• [REQUIRED WORK]:
Every line of the data should be output word for word.

(Element data from apps and pages)
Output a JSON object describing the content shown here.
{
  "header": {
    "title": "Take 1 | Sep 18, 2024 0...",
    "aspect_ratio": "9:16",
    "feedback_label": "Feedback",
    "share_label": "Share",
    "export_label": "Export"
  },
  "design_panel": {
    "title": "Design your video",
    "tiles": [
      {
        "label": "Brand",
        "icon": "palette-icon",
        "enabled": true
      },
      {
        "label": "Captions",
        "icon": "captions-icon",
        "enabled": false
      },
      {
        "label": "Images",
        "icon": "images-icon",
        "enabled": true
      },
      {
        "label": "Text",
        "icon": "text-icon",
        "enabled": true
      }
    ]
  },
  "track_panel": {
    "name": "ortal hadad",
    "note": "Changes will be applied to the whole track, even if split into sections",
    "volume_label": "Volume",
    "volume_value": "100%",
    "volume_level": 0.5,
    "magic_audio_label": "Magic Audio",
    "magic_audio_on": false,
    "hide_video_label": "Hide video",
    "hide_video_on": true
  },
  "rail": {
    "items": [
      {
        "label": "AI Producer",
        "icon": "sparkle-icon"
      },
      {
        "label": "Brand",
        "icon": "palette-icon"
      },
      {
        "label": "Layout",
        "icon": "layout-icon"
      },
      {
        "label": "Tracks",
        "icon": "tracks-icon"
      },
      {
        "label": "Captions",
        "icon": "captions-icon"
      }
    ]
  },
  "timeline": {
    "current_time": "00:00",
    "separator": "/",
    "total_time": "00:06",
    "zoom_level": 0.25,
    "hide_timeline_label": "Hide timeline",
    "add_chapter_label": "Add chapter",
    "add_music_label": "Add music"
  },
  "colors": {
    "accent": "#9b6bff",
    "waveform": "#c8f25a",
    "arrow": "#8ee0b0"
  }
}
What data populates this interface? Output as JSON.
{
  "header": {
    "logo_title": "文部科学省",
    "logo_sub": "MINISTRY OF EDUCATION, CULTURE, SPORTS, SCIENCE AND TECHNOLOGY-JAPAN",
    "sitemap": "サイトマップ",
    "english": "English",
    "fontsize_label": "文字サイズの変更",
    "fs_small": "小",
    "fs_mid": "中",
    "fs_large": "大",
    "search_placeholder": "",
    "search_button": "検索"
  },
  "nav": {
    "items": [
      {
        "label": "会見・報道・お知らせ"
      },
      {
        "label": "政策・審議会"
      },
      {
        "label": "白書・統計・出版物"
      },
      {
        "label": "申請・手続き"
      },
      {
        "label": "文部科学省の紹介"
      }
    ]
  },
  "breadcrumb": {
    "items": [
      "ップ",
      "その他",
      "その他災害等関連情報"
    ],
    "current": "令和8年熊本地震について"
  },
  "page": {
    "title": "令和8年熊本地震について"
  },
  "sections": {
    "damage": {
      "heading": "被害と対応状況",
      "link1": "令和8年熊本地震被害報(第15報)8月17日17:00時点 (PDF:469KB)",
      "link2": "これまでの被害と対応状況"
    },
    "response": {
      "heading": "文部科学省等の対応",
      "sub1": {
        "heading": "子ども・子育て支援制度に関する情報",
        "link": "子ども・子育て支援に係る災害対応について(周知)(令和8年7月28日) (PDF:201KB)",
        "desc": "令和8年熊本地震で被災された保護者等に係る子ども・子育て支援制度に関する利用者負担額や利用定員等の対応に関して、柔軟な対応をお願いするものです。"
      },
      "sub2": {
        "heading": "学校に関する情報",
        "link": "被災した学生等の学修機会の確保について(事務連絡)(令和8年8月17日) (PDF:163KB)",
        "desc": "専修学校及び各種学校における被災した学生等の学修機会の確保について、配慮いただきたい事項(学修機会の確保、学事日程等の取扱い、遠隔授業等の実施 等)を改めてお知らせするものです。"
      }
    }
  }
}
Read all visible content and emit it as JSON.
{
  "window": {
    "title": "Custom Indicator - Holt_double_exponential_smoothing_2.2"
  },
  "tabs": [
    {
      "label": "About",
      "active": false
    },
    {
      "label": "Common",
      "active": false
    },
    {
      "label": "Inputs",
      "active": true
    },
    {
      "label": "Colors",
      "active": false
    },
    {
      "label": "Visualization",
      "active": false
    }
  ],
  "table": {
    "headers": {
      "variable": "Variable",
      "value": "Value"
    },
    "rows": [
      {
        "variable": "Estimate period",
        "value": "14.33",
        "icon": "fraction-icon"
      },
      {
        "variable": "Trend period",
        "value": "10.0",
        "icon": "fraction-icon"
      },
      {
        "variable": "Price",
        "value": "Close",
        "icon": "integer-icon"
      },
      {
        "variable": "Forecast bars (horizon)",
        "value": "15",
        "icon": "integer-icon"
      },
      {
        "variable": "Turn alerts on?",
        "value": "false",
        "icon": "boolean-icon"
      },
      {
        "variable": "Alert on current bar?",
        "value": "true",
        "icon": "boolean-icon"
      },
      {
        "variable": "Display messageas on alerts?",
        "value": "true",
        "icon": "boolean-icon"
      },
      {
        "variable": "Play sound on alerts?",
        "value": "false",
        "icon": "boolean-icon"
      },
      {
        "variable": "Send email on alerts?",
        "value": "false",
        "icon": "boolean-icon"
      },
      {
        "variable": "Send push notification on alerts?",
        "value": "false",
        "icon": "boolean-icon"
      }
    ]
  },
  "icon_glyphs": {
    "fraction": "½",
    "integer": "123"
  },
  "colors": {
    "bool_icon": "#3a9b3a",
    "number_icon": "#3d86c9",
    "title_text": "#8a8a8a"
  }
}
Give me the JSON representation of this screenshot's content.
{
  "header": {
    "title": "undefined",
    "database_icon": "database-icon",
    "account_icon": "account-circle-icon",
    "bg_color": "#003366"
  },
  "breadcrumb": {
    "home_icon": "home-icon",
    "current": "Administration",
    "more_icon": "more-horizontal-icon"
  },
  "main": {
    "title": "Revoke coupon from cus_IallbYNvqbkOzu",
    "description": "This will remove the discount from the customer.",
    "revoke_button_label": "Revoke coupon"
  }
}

• [ANSWER BOX]:
Output a JSON object describing the content shown here.
{
  "header": {
    "title": "Take 1 | Sep 18, 2024 0...",
    "aspect_ratio": "9:16",
    "feedback_label": "Feedback",
    "share_label": "Share",
    "export_label": "Export"
  },
  "design_panel": {
    "title": "Design your video",
    "tiles": [
      {
        "label": "Brand",
        "icon": "palette-icon",
        "enabled": true
      },
      {
        "label": "Captions",
        "icon": "captions-icon",
        "enabled": false
      },
      {
        "label": "Images",
        "icon": "images-icon",
        "enabled": true
      },
      {
        "label": "Text",
        "icon": "text-icon",
        "enabled": true
      }
    ]
  },
  "track_panel": {
    "name": "ortal hadad",
    "note": "Changes will be applied to the whole track, even if split into sections",
    "volume_label": "Volume",
    "volume_value": "100%",
    "volume_level": 0.5,
    "magic_audio_label": "Magic Audio",
    "magic_audio_on": false,
    "hide_video_label": "Hide video",
    "hide_video_on": true
  },
  "rail": {
    "items": [
      {
        "label": "AI Producer",
        "icon": "sparkle-icon"
      },
      {
        "label": "Brand",
        "icon": "palette-icon"
      },
      {
        "label": "Layout",
        "icon": "layout-icon"
      },
      {
        "label": "Tracks",
        "icon": "tracks-icon"
      },
      {
        "label": "Captions",
        "icon": "captions-icon"
      }
    ]
  },
  "timeline": {
    "current_time": "00:00",
    "separator": "/",
    "total_time": "00:06",
    "zoom_level": 0.25,
    "hide_timeline_label": "Hide timeline",
    "add_chapter_label": "Add chapter",
    "add_music_label": "Add music"
  },
  "colors": {
    "accent": "#9b6bff",
    "waveform": "#c8f25a",
    "arrow": "#8ee0b0"
  }
}
What data populates this interface? Output as JSON.
{
  "header": {
    "logo_title": "文部科学省",
    "logo_sub": "MINISTRY OF EDUCATION, CULTURE, SPORTS, SCIENCE AND TECHNOLOGY-JAPAN",
    "sitemap": "サイトマップ",
    "english": "English",
    "fontsize_label": "文字サイズの変更",
    "fs_small": "小",
    "fs_mid": "中",
    "fs_large": "大",
    "search_placeholder": "",
    "search_button": "検索"
  },
  "nav": {
    "items": [
      {
        "label": "会見・報道・お知らせ"
      },
      {
        "label": "政策・審議会"
      },
      {
        "label": "白書・統計・出版物"
      },
      {
        "label": "申請・手続き"
      },
      {
        "label": "文部科学省の紹介"
      }
    ]
  },
  "breadcrumb": {
    "items": [
      "ップ",
      "その他",
      "その他災害等関連情報"
    ],
    "current": "令和8年熊本地震について"
  },
  "page": {
    "title": "令和8年熊本地震について"
  },
  "sections": {
    "damage": {
      "heading": "被害と対応状況",
      "link1": "令和8年熊本地震被害報(第15報)8月17日17:00時点 (PDF:469KB)",
      "link2": "これまでの被害と対応状況"
    },
    "response": {
      "heading": "文部科学省等の対応",
      "sub1": {
        "heading": "子ども・子育て支援制度に関する情報",
        "link": "子ども・子育て支援に係る災害対応について(周知)(令和8年7月28日) (PDF:201KB)",
        "desc": "令和8年熊本地震で被災された保護者等に係る子ども・子育て支援制度に関する利用者負担額や利用定員等の対応に関して、柔軟な対応をお願いするものです。"
      },
      "sub2": {
        "heading": "学校に関する情報",
        "link": "被災した学生等の学修機会の確保について(事務連絡)(令和8年8月17日) (PDF:163KB)",
        "desc": "専修学校及び各種学校における被災した学生等の学修機会の確保について、配慮いただきたい事項(学修機会の確保、学事日程等の取扱い、遠隔授業等の実施 等)を改めてお知らせするものです。"
      }
    }
  }
}
Read all visible content and emit it as JSON.
{
  "window": {
    "title": "Custom Indicator - Holt_double_exponential_smoothing_2.2"
  },
  "tabs": [
    {
      "label": "About",
      "active": false
    },
    {
      "label": "Common",
      "active": false
    },
    {
      "label": "Inputs",
      "active": true
    },
    {
      "label": "Colors",
      "active": false
    },
    {
      "label": "Visualization",
      "active": false
    }
  ],
  "table": {
    "headers": {
      "variable": "Variable",
      "value": "Value"
    },
    "rows": [
      {
        "variable": "Estimate period",
        "value": "14.33",
        "icon": "fraction-icon"
      },
      {
        "variable": "Trend period",
        "value": "10.0",
        "icon": "fraction-icon"
      },
      {
        "variable": "Price",
        "value": "Close",
        "icon": "integer-icon"
      },
      {
        "variable": "Forecast bars (horizon)",
        "value": "15",
        "icon": "integer-icon"
      },
      {
        "variable": "Turn alerts on?",
        "value": "false",
        "icon": "boolean-icon"
      },
      {
        "variable": "Alert on current bar?",
        "value": "true",
        "icon": "boolean-icon"
      },
      {
        "variable": "Display messageas on alerts?",
        "value": "true",
        "icon": "boolean-icon"
      },
      {
        "variable": "Play sound on alerts?",
        "value": "false",
        "icon": "boolean-icon"
      },
      {
        "variable": "Send email on alerts?",
        "value": "false",
        "icon": "boolean-icon"
      },
      {
        "variable": "Send push notification on alerts?",
        "value": "false",
        "icon": "boolean-icon"
      }
    ]
  },
  "icon_glyphs": {
    "fraction": "½",
    "integer": "123"
  },
  "colors": {
    "bool_icon": "#3a9b3a",
    "number_icon": "#3d86c9",
    "title_text": "#8a8a8a"
  }
}
Give me the JSON representation of this screenshot's content.
{
  "header": {
    "title": "undefined",
    "database_icon": "database-icon",
    "account_icon": "account-circle-icon",
    "bg_color": "#003366"
  },
  "breadcrumb": {
    "home_icon": "home-icon",
    "current": "Administration",
    "more_icon": "more-horizontal-icon"
  },
  "main": {
    "title": "Revoke coupon from cus_IallbYNvqbkOzu",
    "description": "This will remove the discount from the customer.",
    "revoke_button_label": "Revoke coupon"
  }
}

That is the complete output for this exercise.